• _Exercise_: If an entry holds a picture, leave that picture out; copy everything else exactly.

• _Data to process_:
_ _ _ _ _
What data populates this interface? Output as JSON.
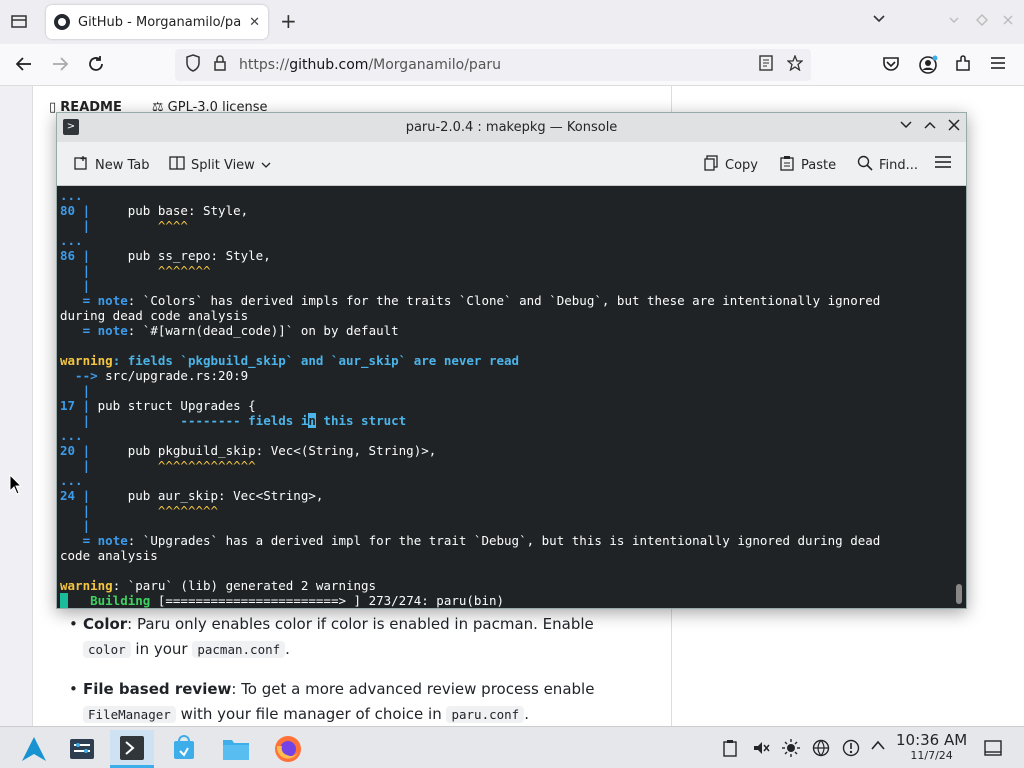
{
  "browser": {
    "tab_title": "GitHub - Morganamilo/par",
    "tab_close": "✕",
    "new_tab": "+",
    "url_prefix": "https://",
    "url_host": "github.com",
    "url_path": "/Morganamilo/paru"
  },
  "page": {
    "readme_label": "README",
    "license_label": "GPL-3.0 license",
    "bullet1_bold": "Color",
    "bullet1_text": ": Paru only enables color if color is enabled in pacman. Enable",
    "bullet1_code1": "color",
    "bullet1_text2": " in your ",
    "bullet1_code2": "pacman.conf",
    "bullet1_end": ".",
    "bullet2_bold": "File based review",
    "bullet2_text": ": To get a more advanced review process enable",
    "bullet2_code1": "FileManager",
    "bullet2_text2": " with your file manager of choice in ",
    "bullet2_code2": "paru.conf",
    "bullet2_end": "."
  },
  "konsole": {
    "title": "paru-2.0.4 : makepkg — Konsole",
    "new_tab": "New Tab",
    "split_view": "Split View",
    "copy": "Copy",
    "paste": "Paste",
    "find": "Find..."
  },
  "terminal": {
    "l1": "...",
    "l2_num": "80 |",
    "l2_text": "     pub base: Style,",
    "l3": "   |         ^^^^",
    "l4": "...",
    "l5_num": "86 |",
    "l5_text": "     pub ss_repo: Style,",
    "l6": "   |         ^^^^^^^",
    "l7": "   |",
    "l8_eq": "   = ",
    "l8_note": "note",
    "l8_text": ": `Colors` has derived impls for the traits `Clone` and `Debug`, but these are intentionally ignored",
    "l9": "during dead code analysis",
    "l10_eq": "   = ",
    "l10_note": "note",
    "l10_text": ": `#[warn(dead_code)]` on by default",
    "l12_warn": "warning",
    "l12_text": ": fields `pkgbuild_skip` and `aur_skip` are never read",
    "l13_arrow": "  --> ",
    "l13_text": "src/upgrade.rs:20:9",
    "l14": "   |",
    "l15_num": "17 |",
    "l15_text": " pub struct Upgrades {",
    "l16_bar": "   |",
    "l16_dash": "            -------- fields i",
    "l16_cur": "n",
    "l16_rest": " this struct",
    "l17": "...",
    "l18_num": "20 |",
    "l18_text": "     pub pkgbuild_skip: Vec<(String, String)>,",
    "l19": "   |         ^^^^^^^^^^^^^",
    "l20": "...",
    "l21_num": "24 |",
    "l21_text": "     pub aur_skip: Vec<String>,",
    "l22": "   |         ^^^^^^^^",
    "l23": "   |",
    "l24_eq": "   = ",
    "l24_note": "note",
    "l24_text": ": `Upgrades` has a derived impl for the trait `Debug`, but this is intentionally ignored during dead",
    "l25": "code analysis",
    "l27_warn": "warning",
    "l27_text": ": `paru` (lib) generated 2 warnings",
    "l28_build": "   Building",
    "l28_text": " [=======================> ] 273/274: paru(bin)"
  },
  "taskbar": {
    "time": "10:36 AM",
    "date": "11/7/24"
  },
  "colors": {
    "terminal_bg": "#1f2326",
    "accent": "#3daee9",
    "warning": "#f4c542",
    "note": "#3d9be9",
    "building": "#3fd060"
  }
}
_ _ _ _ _
• _Solution for this exercise_:
What data populates this interface? Output as JSON.
{
  "browser": {
    "tab_title": "GitHub - Morganamilo/par",
    "tab_close": "✕",
    "new_tab": "+",
    "url_prefix": "https://",
    "url_host": "github.com",
    "url_path": "/Morganamilo/paru"
  },
  "page": {
    "readme_label": "README",
    "license_label": "GPL-3.0 license",
    "bullet1_bold": "Color",
    "bullet1_text": ": Paru only enables color if color is enabled in pacman. Enable",
    "bullet1_code1": "color",
    "bullet1_text2": " in your ",
    "bullet1_code2": "pacman.conf",
    "bullet1_end": ".",
    "bullet2_bold": "File based review",
    "bullet2_text": ": To get a more advanced review process enable",
    "bullet2_code1": "FileManager",
    "bullet2_text2": " with your file manager of choice in ",
    "bullet2_code2": "paru.conf",
    "bullet2_end": "."
  },
  "konsole": {
    "title": "paru-2.0.4 : makepkg — Konsole",
    "new_tab": "New Tab",
    "split_view": "Split View",
    "copy": "Copy",
    "paste": "Paste",
    "find": "Find..."
  },
  "terminal": {
    "l1": "...",
    "l2_num": "80 |",
    "l2_text": "     pub base: Style,",
    "l3": "   |         ^^^^",
    "l4": "...",
    "l5_num": "86 |",
    "l5_text": "     pub ss_repo: Style,",
    "l6": "   |         ^^^^^^^",
    "l7": "   |",
    "l8_eq": "   = ",
    "l8_note": "note",
    "l8_text": ": `Colors` has derived impls for the traits `Clone` and `Debug`, but these are intentionally ignored",
    "l9": "during dead code analysis",
    "l10_eq": "   = ",
    "l10_note": "note",
    "l10_text": ": `#[warn(dead_code)]` on by default",
    "l12_warn": "warning",
    "l12_text": ": fields `pkgbuild_skip` and `aur_skip` are never read",
    "l13_arrow": "  --> ",
    "l13_text": "src/upgrade.rs:20:9",
    "l14": "   |",
    "l15_num": "17 |",
    "l15_text": " pub struct Upgrades {",
    "l16_bar": "   |",
    "l16_dash": "            -------- fields i",
    "l16_cur": "n",
    "l16_rest": " this struct",
    "l17": "...",
    "l18_num": "20 |",
    "l18_text": "     pub pkgbuild_skip: Vec<(String, String)>,",
    "l19": "   |         ^^^^^^^^^^^^^",
    "l20": "...",
    "l21_num": "24 |",
    "l21_text": "     pub aur_skip: Vec<String>,",
    "l22": "   |         ^^^^^^^^",
    "l23": "   |",
    "l24_eq": "   = ",
    "l24_note": "note",
    "l24_text": ": `Upgrades` has a derived impl for the trait `Debug`, but this is intentionally ignored during dead",
    "l25": "code analysis",
    "l27_warn": "warning",
    "l27_text": ": `paru` (lib) generated 2 warnings",
    "l28_build": "   Building",
    "l28_text": " [=======================> ] 273/274: paru(bin)"
  },
  "taskbar": {
    "time": "10:36 AM",
    "date": "11/7/24"
  },
  "colors": {
    "terminal_bg": "#1f2326",
    "accent": "#3daee9",
    "warning": "#f4c542",
    "note": "#3d9be9",
    "building": "#3fd060"
  }
}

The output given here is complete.